▶ [WHAT YOU HAVE TO DO]: All lines below containing the string "structured" are to be copied.

▶ [Interface dataset entries]:
━━━━━━━━━━━━━━━━
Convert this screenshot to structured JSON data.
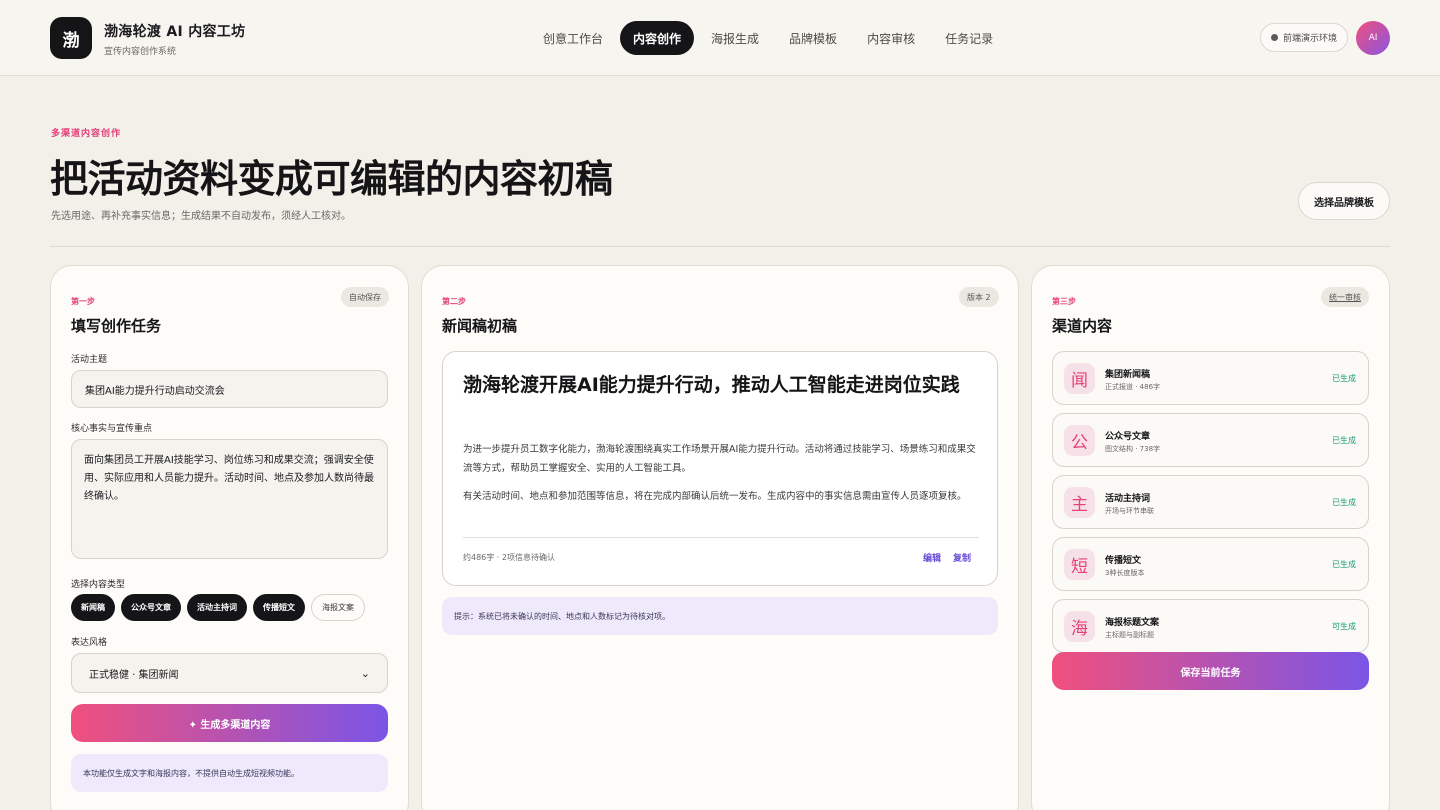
{
  "header": {
    "logo_text": "渤",
    "title": "渤海轮渡 AI 内容工坊",
    "subtitle": "宣传内容创作系统",
    "nav": [
      {
        "label": "创意工作台"
      },
      {
        "label": "内容创作",
        "active": true
      },
      {
        "label": "海报生成"
      },
      {
        "label": "品牌模板"
      },
      {
        "label": "内容审核"
      },
      {
        "label": "任务记录"
      }
    ],
    "env_label": "前端演示环境",
    "avatar_text": "AI"
  },
  "hero": {
    "eyebrow": "多渠道内容创作",
    "title": "把活动资料变成可编辑的内容初稿",
    "subtitle": "先选用途、再补充事实信息；生成结果不自动发布，须经人工核对。",
    "brand_button": "选择品牌模板"
  },
  "step1": {
    "step": "第一步",
    "title": "填写创作任务",
    "tag": "自动保存",
    "topic_label": "活动主题",
    "topic_value": "集团AI能力提升行动启动交流会",
    "facts_label": "核心事实与宣传重点",
    "facts_value": "面向集团员工开展AI技能学习、岗位练习和成果交流；强调安全使用、实际应用和人员能力提升。活动时间、地点及参加人数尚待最终确认。",
    "types_label": "选择内容类型",
    "types": [
      {
        "label": "新闻稿",
        "selected": true
      },
      {
        "label": "公众号文章",
        "selected": true
      },
      {
        "label": "活动主持词",
        "selected": true
      },
      {
        "label": "传播短文",
        "selected": true
      },
      {
        "label": "海报文案",
        "selected": false
      }
    ],
    "style_label": "表达风格",
    "style_value": "正式稳健 · 集团新闻",
    "generate_button": "✦ 生成多渠道内容",
    "note": "本功能仅生成文字和海报内容，不提供自动生成短视频功能。"
  },
  "step2": {
    "step": "第二步",
    "title": "新闻稿初稿",
    "tag": "版本 2",
    "article_title": "渤海轮渡开展AI能力提升行动，推动人工智能走进岗位实践",
    "paragraph1": "为进一步提升员工数字化能力，渤海轮渡围绕真实工作场景开展AI能力提升行动。活动将通过技能学习、场景练习和成果交流等方式，帮助员工掌握安全、实用的人工智能工具。",
    "paragraph2": "有关活动时间、地点和参加范围等信息，将在完成内部确认后统一发布。生成内容中的事实信息需由宣传人员逐项复核。",
    "meta": "约486字 · 2项信息待确认",
    "edit_link": "编辑",
    "copy_link": "复制",
    "hint": "提示：系统已将未确认的时间、地点和人数标记为待核对项。"
  },
  "step3": {
    "step": "第三步",
    "title": "渠道内容",
    "tag": "统一审核",
    "channels": [
      {
        "icon": "闻",
        "name": "集团新闻稿",
        "meta": "正式报道 · 486字",
        "status": "已生成"
      },
      {
        "icon": "公",
        "name": "公众号文章",
        "meta": "图文结构 · 738字",
        "status": "已生成"
      },
      {
        "icon": "主",
        "name": "活动主持词",
        "meta": "开场与环节串联",
        "status": "已生成"
      },
      {
        "icon": "短",
        "name": "传播短文",
        "meta": "3种长度版本",
        "status": "已生成"
      },
      {
        "icon": "海",
        "name": "海报标题文案",
        "meta": "主标题与副标题",
        "status": "可生成"
      }
    ],
    "save_button": "保存当前任务"
  },
  "colors": {
    "accent_pink": "#e5407a",
    "accent_purple": "#7b55e6",
    "status_green": "#1d9a7a",
    "dark": "#151417"
  }
}
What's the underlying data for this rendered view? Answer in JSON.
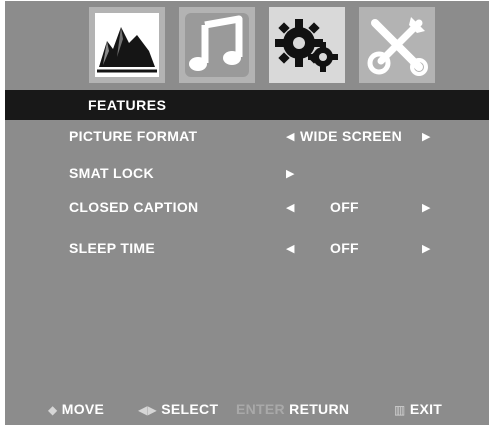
{
  "tabs": [
    {
      "icon": "picture-icon",
      "active": false
    },
    {
      "icon": "music-note-icon",
      "active": false
    },
    {
      "icon": "gears-icon",
      "active": true
    },
    {
      "icon": "tools-icon",
      "active": false
    }
  ],
  "menu": {
    "title": "FEATURES",
    "rows": [
      {
        "label": "PICTURE FORMAT",
        "left_arrow": "◀",
        "value": "WIDE SCREEN",
        "right_arrow": "▶"
      },
      {
        "label": "SMAT LOCK",
        "left_arrow": "",
        "value": "",
        "right_arrow": "▶"
      },
      {
        "label": "CLOSED CAPTION",
        "left_arrow": "◀",
        "value": "OFF",
        "right_arrow": "▶"
      },
      {
        "label": "SLEEP TIME",
        "left_arrow": "◀",
        "value": "OFF",
        "right_arrow": "▶"
      }
    ]
  },
  "footer": {
    "move_icon": "◆",
    "move_label": "MOVE",
    "select_icon": "◀▶",
    "select_label": "SELECT",
    "enter_label": "ENTER",
    "return_label": "RETURN",
    "exit_icon": "▥",
    "exit_label": "EXIT"
  },
  "colors": {
    "panel_bg": "#8c8c8c",
    "title_bar": "#181818",
    "active_tile": "#d9d9d9",
    "tile": "#b3b3b3",
    "text": "#ffffff"
  }
}
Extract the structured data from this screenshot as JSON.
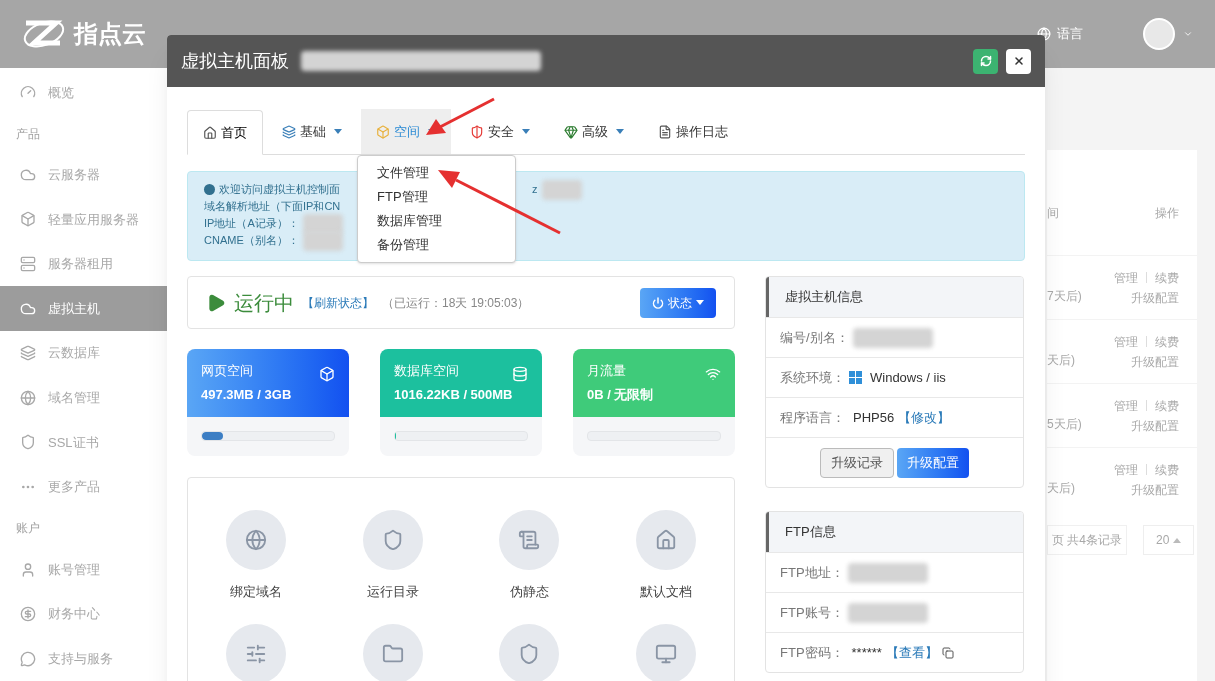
{
  "header": {
    "logo": "指点云",
    "nav": [
      {
        "label": "语言"
      }
    ]
  },
  "sidebar": {
    "items": [
      {
        "kind": "item",
        "label": "概览",
        "selected": false
      },
      {
        "kind": "section",
        "label": "产品"
      },
      {
        "kind": "item",
        "label": "云服务器",
        "selected": false
      },
      {
        "kind": "item",
        "label": "轻量应用服务器",
        "selected": false
      },
      {
        "kind": "item",
        "label": "服务器租用",
        "selected": false
      },
      {
        "kind": "item",
        "label": "虚拟主机",
        "selected": true
      },
      {
        "kind": "item",
        "label": "云数据库",
        "selected": false
      },
      {
        "kind": "item",
        "label": "域名管理",
        "selected": false
      },
      {
        "kind": "item",
        "label": "SSL证书",
        "selected": false
      },
      {
        "kind": "item",
        "label": "更多产品",
        "selected": false
      },
      {
        "kind": "section",
        "label": "账户"
      },
      {
        "kind": "item",
        "label": "账号管理",
        "selected": false
      },
      {
        "kind": "item",
        "label": "财务中心",
        "selected": false
      },
      {
        "kind": "item",
        "label": "支持与服务",
        "selected": false
      }
    ]
  },
  "background_table": {
    "column_partial": "间",
    "action_heading": "操作",
    "rows": [
      {
        "expiry": "7天后)",
        "manage": "管理",
        "renew": "续费",
        "upgrade": "升级配置"
      },
      {
        "expiry": "天后)",
        "manage": "管理",
        "renew": "续费",
        "upgrade": "升级配置"
      },
      {
        "expiry": "5天后)",
        "manage": "管理",
        "renew": "续费",
        "upgrade": "升级配置"
      },
      {
        "expiry": "天后)",
        "manage": "管理",
        "renew": "续费",
        "upgrade": "升级配置"
      }
    ],
    "pager": {
      "summary": "页 共4条记录",
      "page_size": "20"
    }
  },
  "modal": {
    "title": "虚拟主机面板",
    "tabs": [
      {
        "label": "首页",
        "selected": true,
        "dropdown": false,
        "expanded": false
      },
      {
        "label": "基础",
        "selected": false,
        "dropdown": true,
        "expanded": false
      },
      {
        "label": "空间",
        "selected": false,
        "dropdown": true,
        "expanded": true
      },
      {
        "label": "安全",
        "selected": false,
        "dropdown": true,
        "expanded": false
      },
      {
        "label": "高级",
        "selected": false,
        "dropdown": true,
        "expanded": false
      },
      {
        "label": "操作日志",
        "selected": false,
        "dropdown": false,
        "expanded": false
      }
    ],
    "menu": [
      {
        "label": "文件管理"
      },
      {
        "label": "FTP管理"
      },
      {
        "label": "数据库管理"
      },
      {
        "label": "备份管理"
      }
    ],
    "notice": {
      "lines": [
        "欢迎访问虚拟主机控制面",
        "域名解析地址（下面IP和CN",
        "IP地址（A记录）：",
        "CNAME（别名）："
      ],
      "tail": "z"
    },
    "status": {
      "state": "运行中",
      "refresh": "【刷新状态】",
      "uptime": "（已运行：18天 19:05:03）",
      "button": "状态"
    },
    "stats": [
      {
        "kind": "web",
        "title": "网页空间",
        "value": "497.3MB / 3GB",
        "level": 0.16
      },
      {
        "kind": "database",
        "title": "数据库空间",
        "value": "1016.22KB / 500MB",
        "level": 0.005
      },
      {
        "kind": "traffic",
        "title": "月流量",
        "value": "0B / 无限制",
        "level": 0
      }
    ],
    "functions": [
      {
        "label": "绑定域名"
      },
      {
        "label": "运行目录"
      },
      {
        "label": "伪静态"
      },
      {
        "label": "默认文档"
      }
    ],
    "host_info": {
      "title": "虚拟主机信息",
      "rows": [
        {
          "kind": "redacted",
          "label": "编号/别名："
        },
        {
          "kind": "os",
          "label": "系统环境：",
          "value": "Windows / iis"
        },
        {
          "kind": "link",
          "label": "程序语言：",
          "value": "PHP56",
          "link": "【修改】"
        }
      ],
      "buttons": [
        {
          "label": "升级记录",
          "primary": false
        },
        {
          "label": "升级配置",
          "primary": true
        }
      ]
    },
    "ftp_info": {
      "title": "FTP信息",
      "rows": [
        {
          "kind": "redacted",
          "label": "FTP地址："
        },
        {
          "kind": "redacted",
          "label": "FTP账号："
        },
        {
          "kind": "password",
          "label": "FTP密码：",
          "value": "******",
          "link": "【查看】"
        }
      ]
    }
  }
}
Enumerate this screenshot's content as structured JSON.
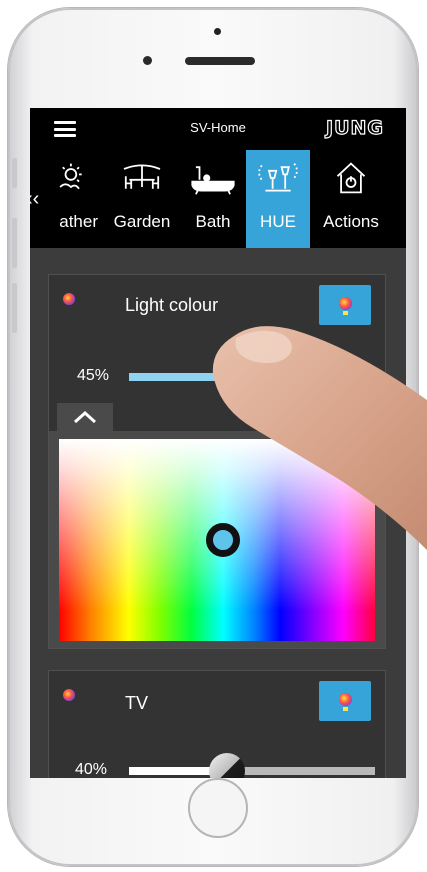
{
  "header": {
    "app_title": "SV-Home",
    "brand": "JUNG"
  },
  "tabs": [
    {
      "label": "ather",
      "icon": "weather-icon",
      "active": false
    },
    {
      "label": "Garden",
      "icon": "garden-icon",
      "active": false
    },
    {
      "label": "Bath",
      "icon": "bath-icon",
      "active": false
    },
    {
      "label": "HUE",
      "icon": "hue-lights-icon",
      "active": true
    },
    {
      "label": "Actions",
      "icon": "home-power-icon",
      "active": false
    }
  ],
  "tab_scroll_glyph": "‹‹",
  "cards": [
    {
      "title": "Light colour",
      "brightness_label": "45%",
      "brightness": 0.45,
      "fill_color": "#8fd3f0",
      "picker_expanded": true
    },
    {
      "title": "TV",
      "brightness_label": "40%",
      "brightness": 0.4,
      "fill_color": "#ffffff"
    }
  ],
  "picker": {
    "selected_color": "#5ec4ec"
  },
  "colors": {
    "accent": "#37a4d9",
    "background": "#3c3c3c",
    "card": "#333333",
    "bar": "#000000"
  }
}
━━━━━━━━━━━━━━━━
▶ [YOUR SOLUTION]:
Convert this screenshot to structured JSON data.
Extract the structured data from this screenshot as JSON.
Enumerate this screenshot's content as structured JSON.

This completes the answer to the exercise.